MI5 Director General Ken McCallum has spoken about his top priorities and the current threat landscape in his first public address since taking up the role in April. He was formerly the Deputy Director General.
An MI5 officer with almost 25 years of experience across the full spectrum of the organization’s national security and intelligence work, McCallum’s first ten years concentrated on Northern Ireland-related terrorism, with his work contributing to the peace process remaining a career highlight. Senior operational roles in countering Islamist extremist terrorism followed, and a period leading on cybersecurity, where he expanded MI5 engagement with the private sector. In 2012, he took charge of all counterterrorism investigations and risk management in the run-up to, and during, the London Olympics.
McCallum said in his address on October 14 that MI5’s counterterrorism activities will be focused on three main missions: Northern Ireland, Islamic extremism, and right wing extremism. While the Northern Ireland threat is currently not as severe as it once was, McCallum cautioned that a few rejectionist terrorist groups, without meaningful community backing, persist. “Our aim is ambitious: of course to get ahead of life-threatening plots – but then to go further, grinding away at the ability of those organizations to mount such plots in the first place.

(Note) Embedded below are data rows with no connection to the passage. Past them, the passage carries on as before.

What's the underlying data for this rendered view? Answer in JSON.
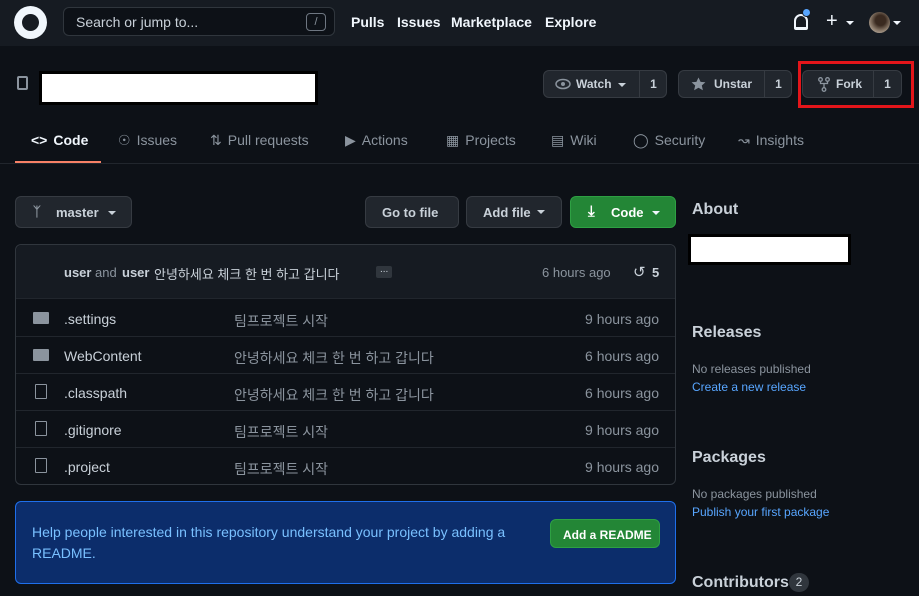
{
  "header": {
    "search_placeholder": "Search or jump to...",
    "search_shortcut": "/",
    "nav": [
      "Pulls",
      "Issues",
      "Marketplace",
      "Explore"
    ],
    "plus_label": "+"
  },
  "repo": {
    "watch_label": "Watch",
    "watch_count": "1",
    "unstar_label": "Unstar",
    "star_count": "1",
    "fork_label": "Fork",
    "fork_count": "1"
  },
  "tabs": [
    "Code",
    "Issues",
    "Pull requests",
    "Actions",
    "Projects",
    "Wiki",
    "Security",
    "Insights"
  ],
  "toolbar": {
    "branch": "master",
    "goto_file": "Go to file",
    "add_file": "Add file",
    "code": "Code"
  },
  "commit": {
    "author1": "user",
    "and": "and",
    "author2": "user",
    "message": "안녕하세요 체크 한 번 하고 갑니다",
    "ellipsis": "...",
    "time": "6 hours ago",
    "count": "5"
  },
  "files": [
    {
      "type": "folder",
      "name": ".settings",
      "message": "팀프로젝트 시작",
      "time": "9 hours ago"
    },
    {
      "type": "folder",
      "name": "WebContent",
      "message": "안녕하세요 체크 한 번 하고 갑니다",
      "time": "6 hours ago"
    },
    {
      "type": "file",
      "name": ".classpath",
      "message": "안녕하세요 체크 한 번 하고 갑니다",
      "time": "6 hours ago"
    },
    {
      "type": "file",
      "name": ".gitignore",
      "message": "팀프로젝트 시작",
      "time": "9 hours ago"
    },
    {
      "type": "file",
      "name": ".project",
      "message": "팀프로젝트 시작",
      "time": "9 hours ago"
    }
  ],
  "readme": {
    "text": "Help people interested in this repository understand your project by adding a README.",
    "button": "Add a README"
  },
  "sidebar": {
    "about": "About",
    "releases": "Releases",
    "no_releases": "No releases published",
    "create_release": "Create a new release",
    "packages": "Packages",
    "no_packages": "No packages published",
    "publish_package": "Publish your first package",
    "contributors": "Contributors",
    "contributors_count": "2"
  },
  "colors": {
    "background": "#0d1117",
    "header": "#161b22",
    "accent_green": "#238636",
    "link_blue": "#58a6ff",
    "highlight_red": "#e3151a"
  }
}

Working in close partnership with the police, we are making important progress, including in bringing terrorist leaders to justice.”
The threat from Islamic extremism remains the greatest threat to the U.K. “It is still the case that tens of thousands of individuals are committed to this ideology – and we must continually scan for the smaller numbers within that large group who at any given moment might be mobilising towards attacks,” McCallum said. “Having someone “on our radar” is not the same as having them under detailed real-time scrutiny. Difficult judgements of prioritization and risk must be made. That task has become sharper in recent years, as more terrorists have gone for basic attack methods requiring little preparation, meaning there are fewer clues for us to detect in advance – and less time to find those clues.”

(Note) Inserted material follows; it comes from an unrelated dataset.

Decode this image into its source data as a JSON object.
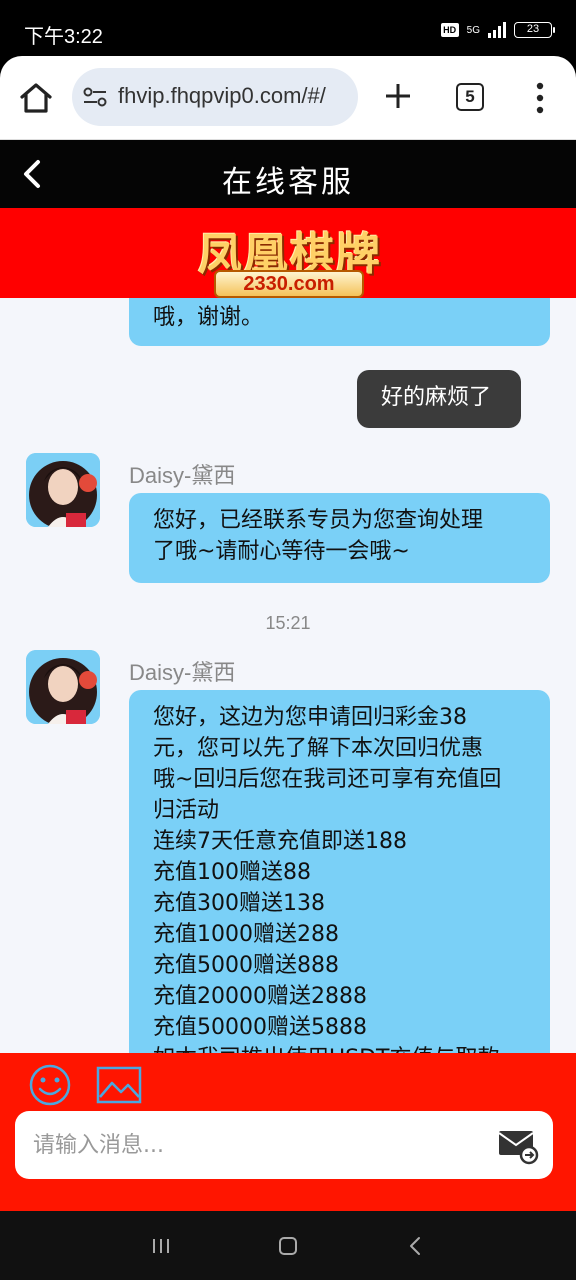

Right wing terrorism continues to increase in the U.K. as it does in many other countries. MI5 operate entirely the same system for right wing terrorism as it does on Islamist extremist terrorism, with cases pursued by the same professionals, operating to the same thresholds, prioritized on the basis of threat and risk rather than ideology. “This threat is not, today, on the same scale as Islamist extremist terrorism. But it is growing: of the 27 late-stage terrorist attack plots in Great Britain disrupted by MI5 and Counter Terrorism Policing since 2017, 8 have been right wing extremist,” said McCallum.
McCallum spoke of a public inquiry and reviews into the Manchester attack in 2017 and the wider counterterrorism system. He added that MI5 will bring “determined focus” to any additional recommendations which emerge from the Inquiry.

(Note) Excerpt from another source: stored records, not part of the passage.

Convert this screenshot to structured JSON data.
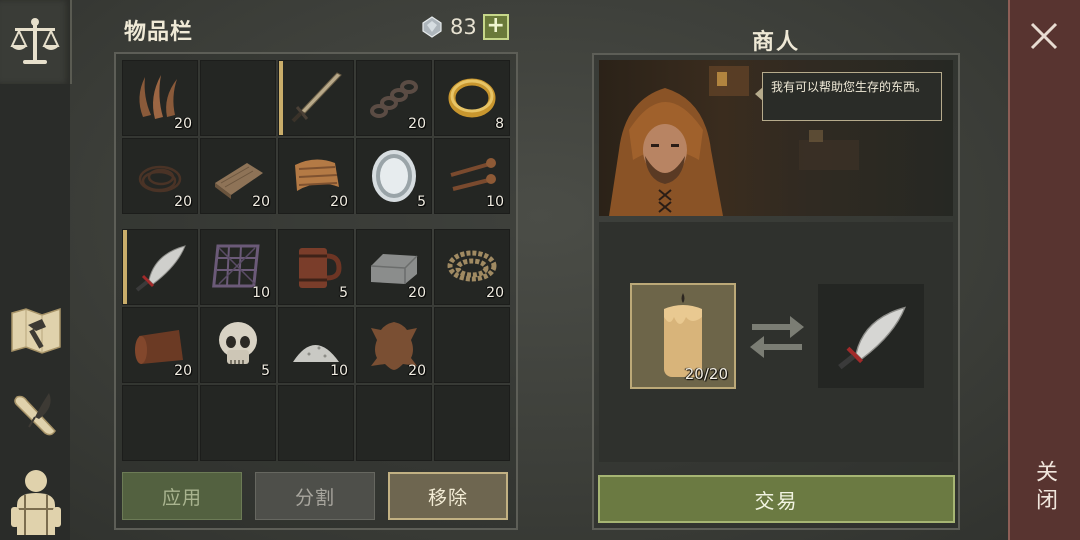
{
  "inventory": {
    "title": "物品栏",
    "currency_icon": "gem-icon",
    "currency": "83",
    "add_label": "+",
    "bag_rows": [
      [
        {
          "icon": "tendon-fiber-icon",
          "qty": "20"
        },
        {
          "icon": "",
          "qty": ""
        },
        {
          "icon": "sword-icon",
          "qty": ""
        },
        {
          "icon": "chain-icon",
          "qty": "20"
        },
        {
          "icon": "gold-ring-icon",
          "qty": "8"
        }
      ],
      [
        {
          "icon": "rope-coil-icon",
          "qty": "20"
        },
        {
          "icon": "wooden-plank-icon",
          "qty": "20"
        },
        {
          "icon": "bark-strips-icon",
          "qty": "20"
        },
        {
          "icon": "mirror-icon",
          "qty": "5"
        },
        {
          "icon": "nails-icon",
          "qty": "10"
        }
      ]
    ],
    "stash_rows": [
      [
        {
          "icon": "scimitar-icon",
          "qty": ""
        },
        {
          "icon": "iron-grate-icon",
          "qty": "10"
        },
        {
          "icon": "wooden-mug-icon",
          "qty": "5"
        },
        {
          "icon": "stone-block-icon",
          "qty": "20"
        },
        {
          "icon": "thick-rope-icon",
          "qty": "20"
        }
      ],
      [
        {
          "icon": "leather-roll-icon",
          "qty": "20"
        },
        {
          "icon": "skull-icon",
          "qty": "5"
        },
        {
          "icon": "salt-pile-icon",
          "qty": "10"
        },
        {
          "icon": "animal-hide-icon",
          "qty": "20"
        },
        {
          "icon": "",
          "qty": ""
        }
      ],
      [
        {
          "icon": "",
          "qty": ""
        },
        {
          "icon": "",
          "qty": ""
        },
        {
          "icon": "",
          "qty": ""
        },
        {
          "icon": "",
          "qty": ""
        },
        {
          "icon": "",
          "qty": ""
        }
      ]
    ],
    "buttons": {
      "apply": "应用",
      "split": "分割",
      "remove": "移除"
    }
  },
  "merchant": {
    "title": "商人",
    "speech": "我有可以帮助您生存的东西。",
    "offer": {
      "icon": "candle-icon",
      "qty": "20/20"
    },
    "want": {
      "icon": "scimitar-icon"
    },
    "trade_label": "交易"
  },
  "close": {
    "label": "关闭"
  },
  "sidebar": {
    "tabs": [
      "scales-icon",
      "map-hammer-icon",
      "scroll-quill-icon",
      "character-icon"
    ]
  },
  "colors": {
    "accent_green": "#6b7a42",
    "close_red": "#583430",
    "highlight_gold": "#c9ad6a"
  }
}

In addition to core counterterrorism efforts, MI5 also works to protect the U.K. from hostile activity by other nations. “It’s not just about spies and it’s not just about stealing state secrets. In 2020 we are defending against threats to people, up to and including assassinations as the Alexei Navalny poisoning reminds us; threats to our economy, our academic research, our infrastructure. And, much discussed, threats to our democracy,” McCallum said. “In the 2020s, one of the toughest challenges facing MI5 and indeed government is that the differing national security challenges presented by Russian, Chinese, Iranian and other actors are growing in severity and in complexity – while terrorist threats persist at scale.”
The Director General said work is also increasing on defending democracy against attempts by foreign intelligence services to influence U.K. political life. Such attempts include online disinformation, hack-and-leak, and attempted covert influencing of political figures. “There are delicate lines to tread here. Responsibility for regulating U.K. elections rightly lies elsewhere; in a liberal democracy none of us want MI5 to be the arbiters of political fairness. But neither do we want hidden foreign influence in our politics.”
On China, McCallum said “we need expansive teamwork – a broad conversation across government and crucially beyond, to reach wise judgements around how the U.K. interacts with China on both opportunities and risks.”
McCallum said the future of the U.K.’s national security will be forged in the bringing together of different expertise and perspectives “from within and from well beyond the traditional security domain”. And he added that technology, while often a tool for terrorism, can also tilt the odds in MI5’s favor.
In closing, he said threats are becoming more diverse and in some ways more difficult to spot. “We face a nasty mix – terrorism isn’t going away, and State-backed hostile activity is on the rise. But let’s not make these people ten feet tall. Through hard experience, the U.K. has a mature national security system; MI5 is a capable member within a genuine team. That team includes, every day, support from individual members of the public.”